**EXERCISE GOAL:** For each line of the data below, copy it if it holds the word "JSON".
--- STORED DATA ---
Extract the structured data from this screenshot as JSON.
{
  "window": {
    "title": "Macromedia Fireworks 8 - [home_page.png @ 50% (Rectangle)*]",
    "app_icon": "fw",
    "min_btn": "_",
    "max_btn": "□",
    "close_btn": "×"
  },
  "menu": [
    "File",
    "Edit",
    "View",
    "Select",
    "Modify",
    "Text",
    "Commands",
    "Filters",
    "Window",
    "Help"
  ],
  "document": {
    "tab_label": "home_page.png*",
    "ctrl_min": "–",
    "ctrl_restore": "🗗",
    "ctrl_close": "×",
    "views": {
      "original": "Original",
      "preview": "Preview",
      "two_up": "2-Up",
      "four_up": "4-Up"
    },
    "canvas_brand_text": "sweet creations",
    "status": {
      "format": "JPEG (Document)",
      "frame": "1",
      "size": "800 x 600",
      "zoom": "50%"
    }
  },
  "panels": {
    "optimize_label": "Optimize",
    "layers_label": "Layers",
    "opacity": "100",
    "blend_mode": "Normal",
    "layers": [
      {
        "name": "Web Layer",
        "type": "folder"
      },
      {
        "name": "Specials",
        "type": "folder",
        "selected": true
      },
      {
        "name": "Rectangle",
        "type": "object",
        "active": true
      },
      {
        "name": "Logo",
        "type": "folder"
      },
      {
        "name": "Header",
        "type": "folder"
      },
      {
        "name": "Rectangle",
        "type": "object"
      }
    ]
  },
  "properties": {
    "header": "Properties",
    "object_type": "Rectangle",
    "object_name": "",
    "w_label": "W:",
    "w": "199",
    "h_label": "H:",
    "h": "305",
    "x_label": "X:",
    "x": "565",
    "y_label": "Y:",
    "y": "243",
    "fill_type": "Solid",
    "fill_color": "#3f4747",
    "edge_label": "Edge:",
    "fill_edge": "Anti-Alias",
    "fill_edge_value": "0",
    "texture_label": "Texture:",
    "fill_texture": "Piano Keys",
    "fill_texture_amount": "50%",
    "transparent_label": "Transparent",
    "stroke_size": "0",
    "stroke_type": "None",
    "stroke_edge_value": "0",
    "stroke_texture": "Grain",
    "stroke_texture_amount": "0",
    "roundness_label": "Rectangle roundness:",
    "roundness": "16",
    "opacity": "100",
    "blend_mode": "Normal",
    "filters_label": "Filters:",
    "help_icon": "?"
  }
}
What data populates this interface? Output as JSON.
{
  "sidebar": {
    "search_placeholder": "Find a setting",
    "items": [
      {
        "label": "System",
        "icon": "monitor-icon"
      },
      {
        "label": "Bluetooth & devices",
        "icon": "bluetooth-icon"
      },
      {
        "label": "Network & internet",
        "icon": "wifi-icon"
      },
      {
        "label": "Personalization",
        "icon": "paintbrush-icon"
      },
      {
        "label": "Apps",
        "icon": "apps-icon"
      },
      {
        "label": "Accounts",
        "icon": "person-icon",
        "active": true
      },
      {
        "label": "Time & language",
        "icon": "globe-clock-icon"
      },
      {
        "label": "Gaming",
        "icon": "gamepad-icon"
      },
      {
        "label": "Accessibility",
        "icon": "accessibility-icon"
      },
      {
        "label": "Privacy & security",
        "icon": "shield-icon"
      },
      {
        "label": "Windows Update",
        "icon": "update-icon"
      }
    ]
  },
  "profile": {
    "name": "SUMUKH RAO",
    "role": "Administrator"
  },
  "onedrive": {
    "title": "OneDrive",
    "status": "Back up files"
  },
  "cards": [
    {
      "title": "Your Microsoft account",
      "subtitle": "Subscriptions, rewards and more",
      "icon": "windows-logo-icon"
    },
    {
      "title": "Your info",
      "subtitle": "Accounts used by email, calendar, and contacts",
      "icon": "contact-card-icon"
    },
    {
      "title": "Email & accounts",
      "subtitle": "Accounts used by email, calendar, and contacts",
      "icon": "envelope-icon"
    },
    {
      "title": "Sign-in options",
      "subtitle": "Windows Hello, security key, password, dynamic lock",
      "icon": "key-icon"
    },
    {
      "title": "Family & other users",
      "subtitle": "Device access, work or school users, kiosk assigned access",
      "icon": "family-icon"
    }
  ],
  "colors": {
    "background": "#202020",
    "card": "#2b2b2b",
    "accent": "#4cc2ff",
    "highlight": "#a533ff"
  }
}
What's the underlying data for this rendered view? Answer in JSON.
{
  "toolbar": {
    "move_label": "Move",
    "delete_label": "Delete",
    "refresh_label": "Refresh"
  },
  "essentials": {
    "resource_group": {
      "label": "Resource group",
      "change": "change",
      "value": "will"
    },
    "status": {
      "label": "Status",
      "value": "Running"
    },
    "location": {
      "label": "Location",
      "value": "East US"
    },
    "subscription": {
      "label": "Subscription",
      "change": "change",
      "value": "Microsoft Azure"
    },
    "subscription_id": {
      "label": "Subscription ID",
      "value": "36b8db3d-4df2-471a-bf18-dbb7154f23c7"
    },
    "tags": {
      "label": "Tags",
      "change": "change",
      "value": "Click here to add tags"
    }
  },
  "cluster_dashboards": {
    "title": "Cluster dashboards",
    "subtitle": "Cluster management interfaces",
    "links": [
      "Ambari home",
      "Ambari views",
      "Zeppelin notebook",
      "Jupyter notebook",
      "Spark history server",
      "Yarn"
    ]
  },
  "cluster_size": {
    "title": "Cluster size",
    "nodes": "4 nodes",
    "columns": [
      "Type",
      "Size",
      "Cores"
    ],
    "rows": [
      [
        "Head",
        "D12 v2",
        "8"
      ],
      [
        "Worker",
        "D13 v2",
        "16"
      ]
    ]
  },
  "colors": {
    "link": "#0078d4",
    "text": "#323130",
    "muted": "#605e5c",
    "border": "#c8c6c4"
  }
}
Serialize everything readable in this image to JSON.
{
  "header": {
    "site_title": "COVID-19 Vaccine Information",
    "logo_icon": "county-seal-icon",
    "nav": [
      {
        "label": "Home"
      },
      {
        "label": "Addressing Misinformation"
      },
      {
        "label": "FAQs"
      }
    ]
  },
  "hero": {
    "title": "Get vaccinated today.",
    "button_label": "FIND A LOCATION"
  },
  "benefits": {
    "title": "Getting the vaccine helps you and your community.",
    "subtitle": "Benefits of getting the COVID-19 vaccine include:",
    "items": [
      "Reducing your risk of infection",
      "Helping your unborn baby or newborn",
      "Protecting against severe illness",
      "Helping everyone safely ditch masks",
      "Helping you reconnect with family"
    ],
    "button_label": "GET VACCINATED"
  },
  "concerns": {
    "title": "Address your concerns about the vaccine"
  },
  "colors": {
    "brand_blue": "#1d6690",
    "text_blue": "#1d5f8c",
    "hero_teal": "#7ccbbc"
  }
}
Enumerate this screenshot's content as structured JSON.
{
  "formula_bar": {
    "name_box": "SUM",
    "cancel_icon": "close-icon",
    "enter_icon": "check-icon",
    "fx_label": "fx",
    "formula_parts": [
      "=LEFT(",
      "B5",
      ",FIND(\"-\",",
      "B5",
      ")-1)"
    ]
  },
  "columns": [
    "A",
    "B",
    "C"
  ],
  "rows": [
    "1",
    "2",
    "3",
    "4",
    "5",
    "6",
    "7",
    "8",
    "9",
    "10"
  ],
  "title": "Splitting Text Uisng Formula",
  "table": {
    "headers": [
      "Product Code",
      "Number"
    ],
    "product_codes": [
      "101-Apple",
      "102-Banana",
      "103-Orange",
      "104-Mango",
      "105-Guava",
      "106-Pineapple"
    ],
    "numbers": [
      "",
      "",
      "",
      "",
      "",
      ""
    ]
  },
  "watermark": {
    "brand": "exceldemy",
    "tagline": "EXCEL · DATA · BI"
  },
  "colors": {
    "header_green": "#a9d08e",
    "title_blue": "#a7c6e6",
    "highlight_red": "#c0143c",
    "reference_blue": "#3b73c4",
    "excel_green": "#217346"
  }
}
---
**SOLVED PROBLEM:**
Extract the structured data from this screenshot as JSON.
What data populates this interface? Output as JSON.
What's the underlying data for this rendered view? Answer in JSON.
Serialize everything readable in this image to JSON.
Enumerate this screenshot's content as structured JSON.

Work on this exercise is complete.